# TASK GOAL
For each line of the data below, copy it if it holds the word "from".

—————

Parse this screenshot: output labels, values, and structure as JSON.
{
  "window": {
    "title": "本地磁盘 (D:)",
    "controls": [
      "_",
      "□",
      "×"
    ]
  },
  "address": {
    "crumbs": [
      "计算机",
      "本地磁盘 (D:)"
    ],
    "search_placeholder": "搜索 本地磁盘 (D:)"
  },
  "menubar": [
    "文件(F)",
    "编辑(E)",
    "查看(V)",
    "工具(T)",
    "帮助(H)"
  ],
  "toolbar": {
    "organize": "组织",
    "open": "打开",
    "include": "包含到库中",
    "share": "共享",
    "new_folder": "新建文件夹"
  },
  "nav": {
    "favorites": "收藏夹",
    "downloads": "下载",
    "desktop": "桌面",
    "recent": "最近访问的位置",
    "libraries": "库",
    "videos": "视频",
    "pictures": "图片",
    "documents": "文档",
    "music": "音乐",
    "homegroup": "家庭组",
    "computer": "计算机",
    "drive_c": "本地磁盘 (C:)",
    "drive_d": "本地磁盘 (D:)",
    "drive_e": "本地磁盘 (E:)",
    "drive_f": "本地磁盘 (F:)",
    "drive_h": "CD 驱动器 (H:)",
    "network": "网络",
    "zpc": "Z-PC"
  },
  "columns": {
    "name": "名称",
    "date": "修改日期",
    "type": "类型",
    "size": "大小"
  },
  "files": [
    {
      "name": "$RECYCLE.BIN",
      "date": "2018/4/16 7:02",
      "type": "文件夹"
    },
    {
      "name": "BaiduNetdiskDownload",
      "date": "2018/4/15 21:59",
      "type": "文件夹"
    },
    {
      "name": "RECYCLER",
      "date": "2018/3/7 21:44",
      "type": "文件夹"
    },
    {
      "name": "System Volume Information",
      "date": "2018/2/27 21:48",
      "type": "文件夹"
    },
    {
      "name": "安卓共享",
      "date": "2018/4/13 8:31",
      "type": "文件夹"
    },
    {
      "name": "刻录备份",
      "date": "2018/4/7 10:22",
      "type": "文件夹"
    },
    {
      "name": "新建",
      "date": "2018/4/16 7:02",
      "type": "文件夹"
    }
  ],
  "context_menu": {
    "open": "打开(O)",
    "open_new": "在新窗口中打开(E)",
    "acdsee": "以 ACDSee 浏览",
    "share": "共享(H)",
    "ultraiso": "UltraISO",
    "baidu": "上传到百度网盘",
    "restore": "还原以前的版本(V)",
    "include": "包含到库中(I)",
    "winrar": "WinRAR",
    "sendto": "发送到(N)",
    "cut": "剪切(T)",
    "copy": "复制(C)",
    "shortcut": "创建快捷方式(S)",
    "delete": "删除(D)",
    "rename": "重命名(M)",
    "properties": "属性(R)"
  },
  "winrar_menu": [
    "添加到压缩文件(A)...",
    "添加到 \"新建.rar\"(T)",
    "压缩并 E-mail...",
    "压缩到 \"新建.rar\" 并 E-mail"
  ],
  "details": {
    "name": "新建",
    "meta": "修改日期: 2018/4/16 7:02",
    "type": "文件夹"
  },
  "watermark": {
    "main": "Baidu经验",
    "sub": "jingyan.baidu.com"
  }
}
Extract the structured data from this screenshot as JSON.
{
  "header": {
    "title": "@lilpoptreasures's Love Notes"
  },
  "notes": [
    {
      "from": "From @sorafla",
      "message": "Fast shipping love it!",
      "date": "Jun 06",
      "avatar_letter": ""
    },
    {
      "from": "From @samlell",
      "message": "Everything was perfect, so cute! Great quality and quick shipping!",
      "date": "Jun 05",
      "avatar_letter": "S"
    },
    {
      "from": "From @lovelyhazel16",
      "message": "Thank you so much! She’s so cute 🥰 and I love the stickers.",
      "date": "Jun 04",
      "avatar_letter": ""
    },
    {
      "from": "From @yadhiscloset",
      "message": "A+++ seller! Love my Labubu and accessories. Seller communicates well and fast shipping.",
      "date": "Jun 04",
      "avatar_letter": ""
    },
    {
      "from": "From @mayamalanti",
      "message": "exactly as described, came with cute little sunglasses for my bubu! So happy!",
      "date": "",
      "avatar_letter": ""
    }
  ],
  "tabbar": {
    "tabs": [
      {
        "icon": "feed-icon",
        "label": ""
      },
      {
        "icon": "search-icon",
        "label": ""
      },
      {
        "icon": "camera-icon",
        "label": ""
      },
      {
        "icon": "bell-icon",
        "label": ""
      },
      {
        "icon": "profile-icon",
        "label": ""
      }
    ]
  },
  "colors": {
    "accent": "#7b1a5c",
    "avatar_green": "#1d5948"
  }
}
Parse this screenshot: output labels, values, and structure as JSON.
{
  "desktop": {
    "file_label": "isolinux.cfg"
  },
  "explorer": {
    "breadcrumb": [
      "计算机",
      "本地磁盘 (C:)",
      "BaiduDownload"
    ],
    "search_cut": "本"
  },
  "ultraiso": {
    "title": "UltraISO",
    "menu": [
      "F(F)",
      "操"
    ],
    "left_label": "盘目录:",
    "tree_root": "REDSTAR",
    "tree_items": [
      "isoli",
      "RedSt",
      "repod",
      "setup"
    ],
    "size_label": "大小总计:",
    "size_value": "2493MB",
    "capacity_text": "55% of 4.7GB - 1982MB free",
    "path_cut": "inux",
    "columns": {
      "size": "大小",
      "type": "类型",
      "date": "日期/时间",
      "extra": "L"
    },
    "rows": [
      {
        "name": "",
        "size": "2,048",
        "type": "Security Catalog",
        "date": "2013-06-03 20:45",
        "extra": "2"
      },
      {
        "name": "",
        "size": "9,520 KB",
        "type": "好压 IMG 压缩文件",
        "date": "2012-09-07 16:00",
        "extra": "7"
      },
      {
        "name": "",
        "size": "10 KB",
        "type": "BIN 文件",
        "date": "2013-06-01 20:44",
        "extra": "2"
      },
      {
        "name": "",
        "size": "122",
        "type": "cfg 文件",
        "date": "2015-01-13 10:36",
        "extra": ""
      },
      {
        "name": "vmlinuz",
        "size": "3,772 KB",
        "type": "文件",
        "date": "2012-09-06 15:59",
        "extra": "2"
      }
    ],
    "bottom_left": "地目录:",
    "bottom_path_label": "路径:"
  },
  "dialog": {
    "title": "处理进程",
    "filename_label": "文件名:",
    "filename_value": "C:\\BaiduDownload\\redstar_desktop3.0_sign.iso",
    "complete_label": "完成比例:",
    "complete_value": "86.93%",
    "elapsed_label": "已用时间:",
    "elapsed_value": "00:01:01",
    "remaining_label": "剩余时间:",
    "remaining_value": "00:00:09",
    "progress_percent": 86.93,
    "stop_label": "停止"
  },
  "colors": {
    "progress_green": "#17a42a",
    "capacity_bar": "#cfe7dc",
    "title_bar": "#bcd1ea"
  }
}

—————

# FINISHED TASK
Extract the structured data from this screenshot as JSON.
      "from": "From @sorafla",
      "from": "From @samlell",
      "from": "From @lovelyhazel16",
      "from": "From @yadhiscloset",
      "from": "From @mayamalanti",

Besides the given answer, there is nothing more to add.